Christopher Snyder

Christopher Snyder

Rainbow Babies and Children’s Hospital, USA

Title: Effects of anesthesia on inducibility during pediatric electrophysiology studies


Christopher Snyder is the Director of Pediatric Cardiology at Rainbow Babies and Children’s Hospital, Case Western Reserve University School of Medicine. His interests include general pediatric cardiology and Adult with Congenital Heart disease as well as a sub-specialty in pediatric and adult congenital electrophysiology on an inpatient and outpatient basis.

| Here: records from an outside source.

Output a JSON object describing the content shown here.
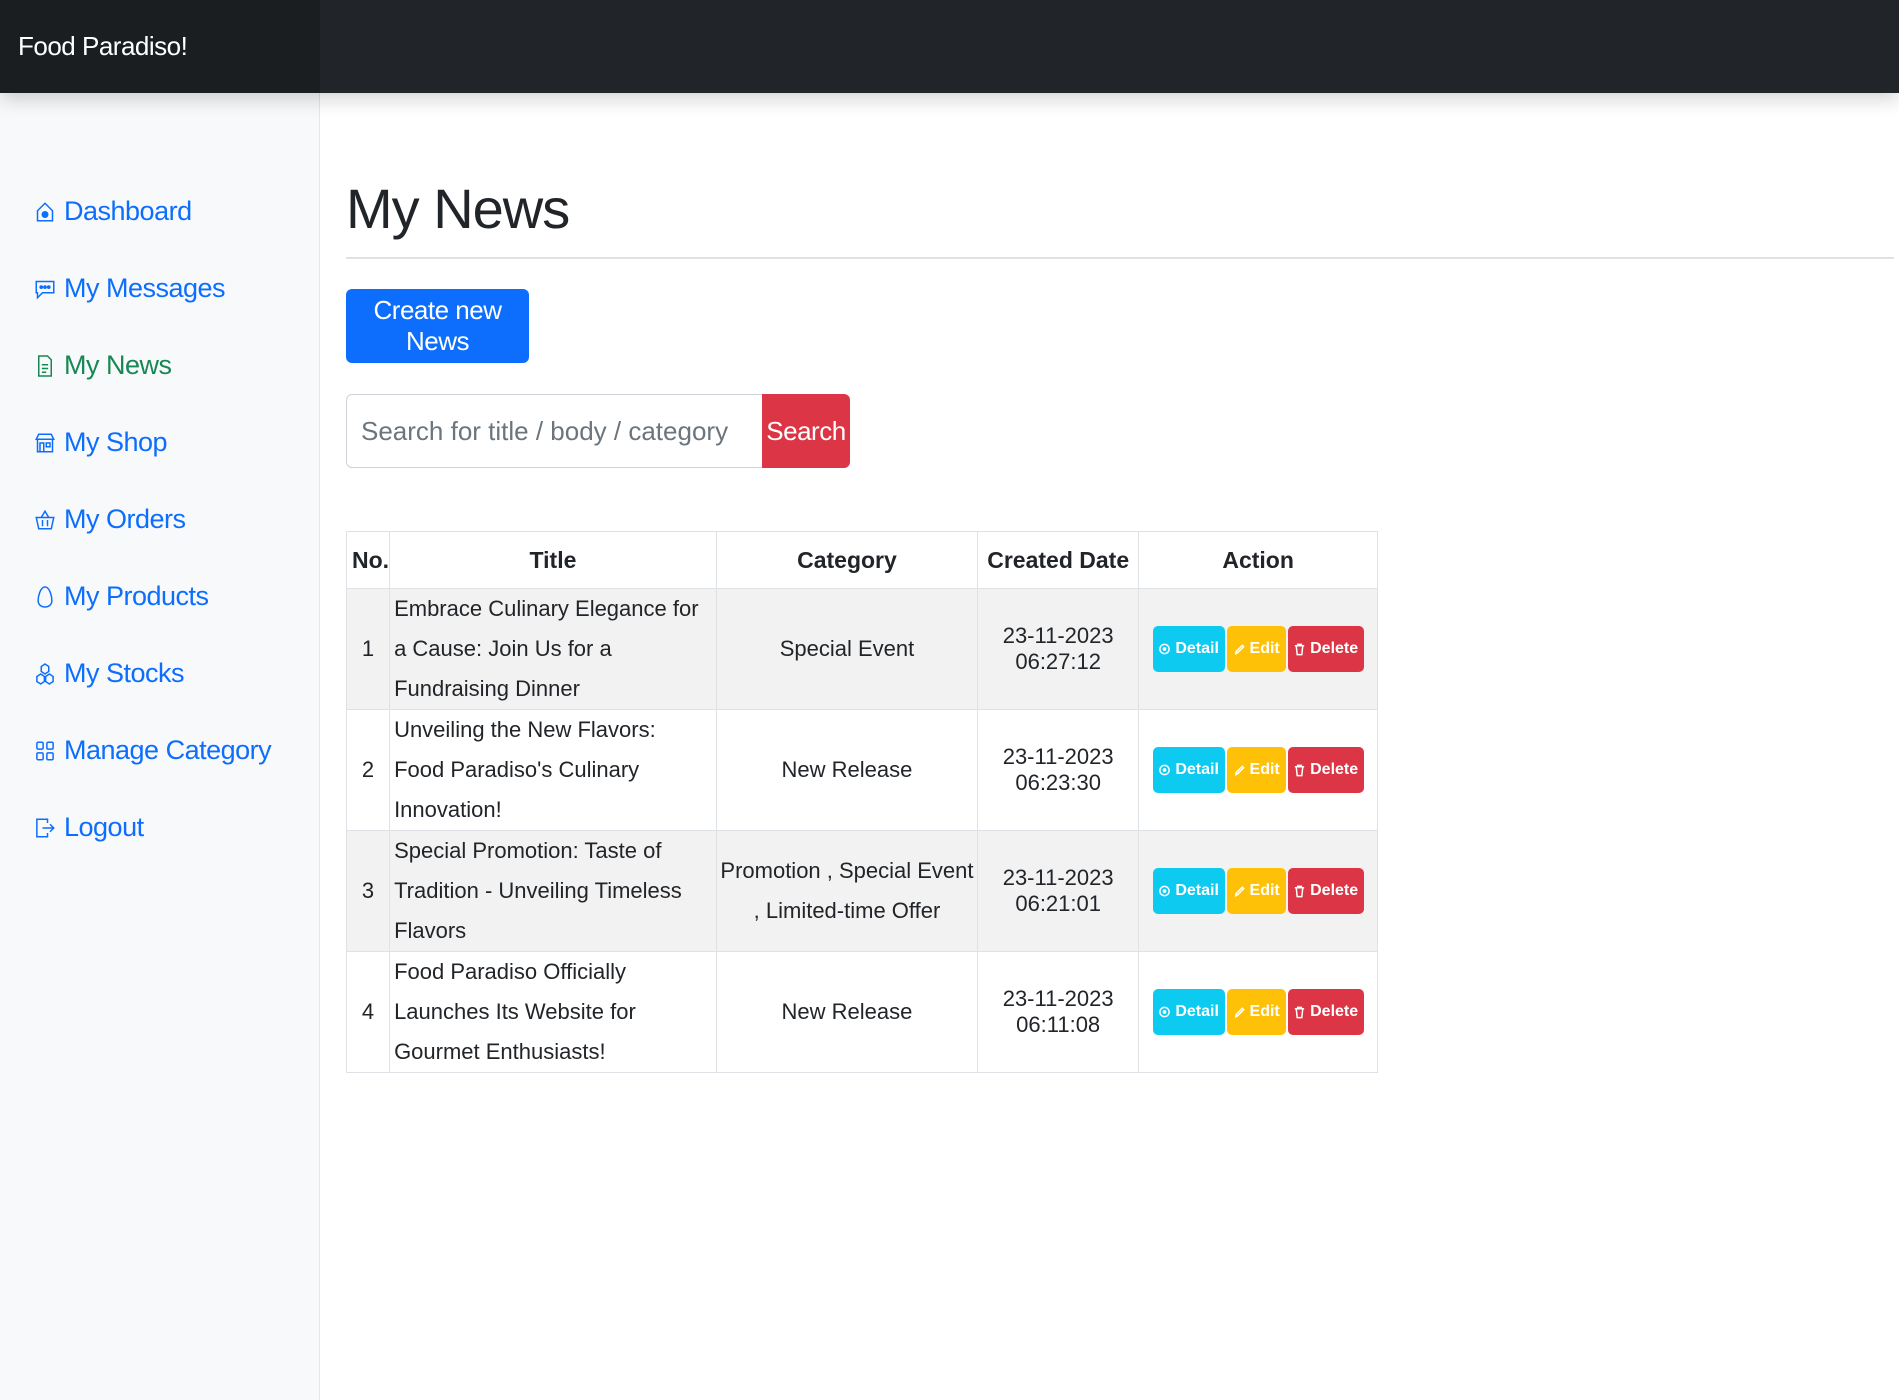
{
  "app": {
    "brand": "Food Paradiso!"
  },
  "sidebar": {
    "items": [
      {
        "label": "Dashboard",
        "icon": "house-gear-icon",
        "active": false
      },
      {
        "label": "My Messages",
        "icon": "chat-dots-icon",
        "active": false
      },
      {
        "label": "My News",
        "icon": "file-text-icon",
        "active": true
      },
      {
        "label": "My Shop",
        "icon": "shop-icon",
        "active": false
      },
      {
        "label": "My Orders",
        "icon": "basket-icon",
        "active": false
      },
      {
        "label": "My Products",
        "icon": "egg-icon",
        "active": false
      },
      {
        "label": "My Stocks",
        "icon": "boxes-icon",
        "active": false
      },
      {
        "label": "Manage Category",
        "icon": "grid-icon",
        "active": false
      },
      {
        "label": "Logout",
        "icon": "box-arrow-right-icon",
        "active": false
      }
    ]
  },
  "main": {
    "title": "My News",
    "create_button": "Create new News",
    "search": {
      "placeholder": "Search for title / body / category",
      "value": "",
      "button": "Search"
    },
    "table": {
      "headers": [
        "No.",
        "Title",
        "Category",
        "Created Date",
        "Action"
      ],
      "rows": [
        {
          "no": "1",
          "title": "Embrace Culinary Elegance for a Cause: Join Us for a Fundraising Dinner",
          "category": "Special Event",
          "date": "23-11-2023 06:27:12"
        },
        {
          "no": "2",
          "title": "Unveiling the New Flavors: Food Paradiso's Culinary Innovation!",
          "category": "New Release",
          "date": "23-11-2023 06:23:30"
        },
        {
          "no": "3",
          "title": "Special Promotion: Taste of Tradition - Unveiling Timeless Flavors",
          "category": "Promotion , Special Event , Limited-time Offer",
          "date": "23-11-2023 06:21:01"
        },
        {
          "no": "4",
          "title": "Food Paradiso Officially Launches Its Website for Gourmet Enthusiasts!",
          "category": "New Release",
          "date": "23-11-2023 06:11:08"
        }
      ],
      "actions": {
        "detail": "Detail",
        "edit": "Edit",
        "delete": "Delete"
      }
    }
  },
  "colors": {
    "topbar": "#212529",
    "link": "#0d6efd",
    "active": "#198754",
    "danger": "#dc3545",
    "info": "#0dcaf0",
    "warning": "#ffc107"
  }
}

Background and introduction: Anesthesia has become an important part of pediatric electrophysiology studies (PEP). The purpose was to determine, (1) the prevalence of supraventricular tachycardia (SVT) and sinus tachycardia (Stach) during anesthesia induction, and (2) lack of inducibility of SVT during PEP under anesthesia. Methods IRB approved, retrospective review of PEP (1/99-1/14). Inclusion criteria: ≤ 21 years, documented SVT prior to PEP, anesthesia.

Data review: demographics, EP and anesthesia records. Two groups identified, Intravenous (IV) and inhalational anesthesia (I). Induction of SVT and Stach prior to initiating EP study was recorded as was failure to induce SVT during PEP.
Results: Inclusion criteria was met by 378 patients, 57% males, median age 14 years. IV anesthesia in 72% . During induction, only 1 patient from IV group developed SVT, (WPW patient), 10% of patients developed Stach and patients with WPW are twice at risk of developing Stach (16.19% vs. 8.06%; p = 0.02). Stach was seen more commonly with I induction (59% Vs 41%; p < 0.0001). The most common drug for I was sevoflurane ( 89%); and no differences were identified between drugs. Failure to induce SVT during PEP was 13 % and no differences seen between groups.
Conclusion: Route of anesthesia induction, inhaled or intravenous do not increase the risk of developing SVT. Sinus tachycardia is a common occurrence, and failure to induce SVT was not affected route of anesthesia.